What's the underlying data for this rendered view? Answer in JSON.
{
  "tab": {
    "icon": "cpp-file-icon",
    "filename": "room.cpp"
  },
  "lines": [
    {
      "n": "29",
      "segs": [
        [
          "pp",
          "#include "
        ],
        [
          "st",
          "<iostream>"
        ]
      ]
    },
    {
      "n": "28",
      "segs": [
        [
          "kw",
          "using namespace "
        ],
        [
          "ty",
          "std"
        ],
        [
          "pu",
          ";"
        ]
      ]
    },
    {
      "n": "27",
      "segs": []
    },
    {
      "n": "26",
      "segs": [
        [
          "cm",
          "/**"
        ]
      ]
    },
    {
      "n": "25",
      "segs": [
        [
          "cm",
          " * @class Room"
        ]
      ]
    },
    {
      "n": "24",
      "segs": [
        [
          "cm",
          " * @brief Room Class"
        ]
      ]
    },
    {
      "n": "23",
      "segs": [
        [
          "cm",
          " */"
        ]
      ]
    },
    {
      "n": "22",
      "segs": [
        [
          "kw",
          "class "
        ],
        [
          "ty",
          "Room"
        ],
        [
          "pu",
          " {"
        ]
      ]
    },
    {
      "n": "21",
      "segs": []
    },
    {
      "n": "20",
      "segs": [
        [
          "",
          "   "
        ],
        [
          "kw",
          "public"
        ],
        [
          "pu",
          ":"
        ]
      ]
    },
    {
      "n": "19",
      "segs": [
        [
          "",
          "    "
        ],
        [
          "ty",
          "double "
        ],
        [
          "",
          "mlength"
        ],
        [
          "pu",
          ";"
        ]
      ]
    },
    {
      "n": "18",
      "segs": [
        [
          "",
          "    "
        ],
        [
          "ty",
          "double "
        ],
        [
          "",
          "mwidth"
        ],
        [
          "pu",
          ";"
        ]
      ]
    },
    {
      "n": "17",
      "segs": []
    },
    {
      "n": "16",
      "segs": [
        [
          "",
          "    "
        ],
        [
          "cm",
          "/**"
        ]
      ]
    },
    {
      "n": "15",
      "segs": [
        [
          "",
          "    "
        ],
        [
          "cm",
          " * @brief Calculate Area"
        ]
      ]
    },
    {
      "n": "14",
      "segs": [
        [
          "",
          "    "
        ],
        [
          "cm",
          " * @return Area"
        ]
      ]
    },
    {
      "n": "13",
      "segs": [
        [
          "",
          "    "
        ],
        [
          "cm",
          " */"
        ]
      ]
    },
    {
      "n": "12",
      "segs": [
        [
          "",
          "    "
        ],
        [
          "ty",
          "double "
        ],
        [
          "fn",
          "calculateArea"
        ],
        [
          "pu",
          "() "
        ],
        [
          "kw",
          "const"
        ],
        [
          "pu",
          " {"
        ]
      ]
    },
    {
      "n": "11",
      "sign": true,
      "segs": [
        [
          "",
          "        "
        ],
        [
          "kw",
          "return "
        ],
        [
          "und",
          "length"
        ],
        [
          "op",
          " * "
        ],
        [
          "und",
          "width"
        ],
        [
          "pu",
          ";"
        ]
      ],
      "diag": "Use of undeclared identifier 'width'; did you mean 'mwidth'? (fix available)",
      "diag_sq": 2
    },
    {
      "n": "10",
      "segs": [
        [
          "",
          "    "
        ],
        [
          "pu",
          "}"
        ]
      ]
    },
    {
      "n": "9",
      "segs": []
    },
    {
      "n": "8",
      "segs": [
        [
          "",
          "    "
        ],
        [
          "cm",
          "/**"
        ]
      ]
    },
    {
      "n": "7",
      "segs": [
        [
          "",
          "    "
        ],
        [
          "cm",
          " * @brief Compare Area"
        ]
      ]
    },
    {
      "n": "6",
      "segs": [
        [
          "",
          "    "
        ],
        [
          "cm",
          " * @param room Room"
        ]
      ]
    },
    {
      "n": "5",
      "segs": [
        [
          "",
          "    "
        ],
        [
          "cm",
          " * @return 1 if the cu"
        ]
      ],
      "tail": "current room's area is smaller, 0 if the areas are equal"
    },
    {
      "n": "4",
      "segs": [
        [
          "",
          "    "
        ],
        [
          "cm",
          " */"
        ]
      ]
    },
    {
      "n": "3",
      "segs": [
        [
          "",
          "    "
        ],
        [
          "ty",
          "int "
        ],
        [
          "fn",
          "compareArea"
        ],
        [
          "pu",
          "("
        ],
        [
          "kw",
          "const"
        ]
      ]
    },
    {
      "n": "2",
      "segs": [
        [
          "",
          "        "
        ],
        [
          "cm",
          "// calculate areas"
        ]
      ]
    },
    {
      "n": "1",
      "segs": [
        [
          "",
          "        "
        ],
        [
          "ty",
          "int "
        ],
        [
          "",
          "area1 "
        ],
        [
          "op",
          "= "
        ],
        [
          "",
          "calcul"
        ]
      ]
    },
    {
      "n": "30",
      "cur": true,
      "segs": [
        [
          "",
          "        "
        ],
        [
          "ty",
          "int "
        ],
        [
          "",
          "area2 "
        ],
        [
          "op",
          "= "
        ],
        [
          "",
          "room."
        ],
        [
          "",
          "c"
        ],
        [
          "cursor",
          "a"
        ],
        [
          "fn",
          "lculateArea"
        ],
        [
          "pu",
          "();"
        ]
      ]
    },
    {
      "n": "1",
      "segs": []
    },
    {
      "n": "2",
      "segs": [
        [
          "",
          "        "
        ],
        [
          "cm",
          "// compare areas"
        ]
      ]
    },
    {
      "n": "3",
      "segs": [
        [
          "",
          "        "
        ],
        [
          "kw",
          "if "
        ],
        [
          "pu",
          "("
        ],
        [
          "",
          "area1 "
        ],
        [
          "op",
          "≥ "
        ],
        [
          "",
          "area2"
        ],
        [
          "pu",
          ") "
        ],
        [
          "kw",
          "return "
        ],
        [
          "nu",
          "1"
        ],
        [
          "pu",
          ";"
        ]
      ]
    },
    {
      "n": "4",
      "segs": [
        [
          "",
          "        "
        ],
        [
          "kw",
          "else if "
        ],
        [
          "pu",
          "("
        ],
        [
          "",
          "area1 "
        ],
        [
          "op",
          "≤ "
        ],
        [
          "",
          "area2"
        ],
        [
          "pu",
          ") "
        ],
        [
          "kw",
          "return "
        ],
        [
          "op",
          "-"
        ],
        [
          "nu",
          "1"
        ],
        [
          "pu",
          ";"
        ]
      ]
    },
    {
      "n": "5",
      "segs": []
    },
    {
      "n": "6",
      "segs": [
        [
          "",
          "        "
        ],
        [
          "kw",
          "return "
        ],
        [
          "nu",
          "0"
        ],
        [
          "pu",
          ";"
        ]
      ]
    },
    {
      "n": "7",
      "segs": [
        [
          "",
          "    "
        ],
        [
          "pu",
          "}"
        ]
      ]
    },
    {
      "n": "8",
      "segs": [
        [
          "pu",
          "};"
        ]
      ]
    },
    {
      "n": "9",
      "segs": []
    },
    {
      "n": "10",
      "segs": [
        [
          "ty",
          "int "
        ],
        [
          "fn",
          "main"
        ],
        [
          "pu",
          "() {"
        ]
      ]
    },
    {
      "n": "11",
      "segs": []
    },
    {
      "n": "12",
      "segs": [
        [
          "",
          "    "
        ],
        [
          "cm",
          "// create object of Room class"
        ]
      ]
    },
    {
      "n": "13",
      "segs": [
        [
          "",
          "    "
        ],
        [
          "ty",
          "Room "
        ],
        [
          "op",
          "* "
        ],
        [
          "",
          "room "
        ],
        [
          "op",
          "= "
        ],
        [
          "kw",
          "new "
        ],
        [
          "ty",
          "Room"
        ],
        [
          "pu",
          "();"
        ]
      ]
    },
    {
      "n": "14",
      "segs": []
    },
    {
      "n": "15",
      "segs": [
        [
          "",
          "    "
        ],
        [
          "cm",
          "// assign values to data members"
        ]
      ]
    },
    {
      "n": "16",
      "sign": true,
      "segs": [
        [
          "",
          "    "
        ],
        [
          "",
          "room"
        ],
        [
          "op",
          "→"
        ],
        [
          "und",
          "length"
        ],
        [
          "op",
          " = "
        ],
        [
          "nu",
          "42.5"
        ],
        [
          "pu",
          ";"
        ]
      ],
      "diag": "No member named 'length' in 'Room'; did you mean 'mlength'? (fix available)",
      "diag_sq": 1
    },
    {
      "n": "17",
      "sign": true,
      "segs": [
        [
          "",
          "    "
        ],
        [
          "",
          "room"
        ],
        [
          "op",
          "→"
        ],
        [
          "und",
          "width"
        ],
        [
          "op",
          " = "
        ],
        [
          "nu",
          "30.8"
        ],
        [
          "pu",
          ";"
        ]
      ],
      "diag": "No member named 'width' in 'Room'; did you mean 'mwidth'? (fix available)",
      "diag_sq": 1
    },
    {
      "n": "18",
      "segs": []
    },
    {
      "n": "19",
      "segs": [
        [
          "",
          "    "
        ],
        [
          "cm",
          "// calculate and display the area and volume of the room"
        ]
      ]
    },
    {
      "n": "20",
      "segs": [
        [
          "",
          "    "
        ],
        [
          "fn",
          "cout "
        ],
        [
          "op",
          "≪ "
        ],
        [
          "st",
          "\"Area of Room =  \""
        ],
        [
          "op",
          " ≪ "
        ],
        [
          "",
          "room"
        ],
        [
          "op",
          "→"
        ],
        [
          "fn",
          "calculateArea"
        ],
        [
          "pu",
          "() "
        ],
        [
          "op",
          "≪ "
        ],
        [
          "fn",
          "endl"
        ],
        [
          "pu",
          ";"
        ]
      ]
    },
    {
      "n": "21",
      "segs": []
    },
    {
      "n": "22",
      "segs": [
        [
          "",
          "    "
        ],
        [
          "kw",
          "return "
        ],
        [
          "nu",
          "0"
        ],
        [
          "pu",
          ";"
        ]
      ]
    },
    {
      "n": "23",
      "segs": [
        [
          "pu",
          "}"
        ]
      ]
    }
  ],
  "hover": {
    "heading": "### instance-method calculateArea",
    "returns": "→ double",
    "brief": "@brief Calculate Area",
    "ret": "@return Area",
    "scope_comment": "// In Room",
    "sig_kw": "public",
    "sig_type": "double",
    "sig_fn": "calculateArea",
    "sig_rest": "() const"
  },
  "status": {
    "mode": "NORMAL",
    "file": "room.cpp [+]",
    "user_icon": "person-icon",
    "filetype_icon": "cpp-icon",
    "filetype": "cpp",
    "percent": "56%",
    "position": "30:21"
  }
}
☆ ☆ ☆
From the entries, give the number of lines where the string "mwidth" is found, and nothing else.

### EXERCISE SOLUTION
3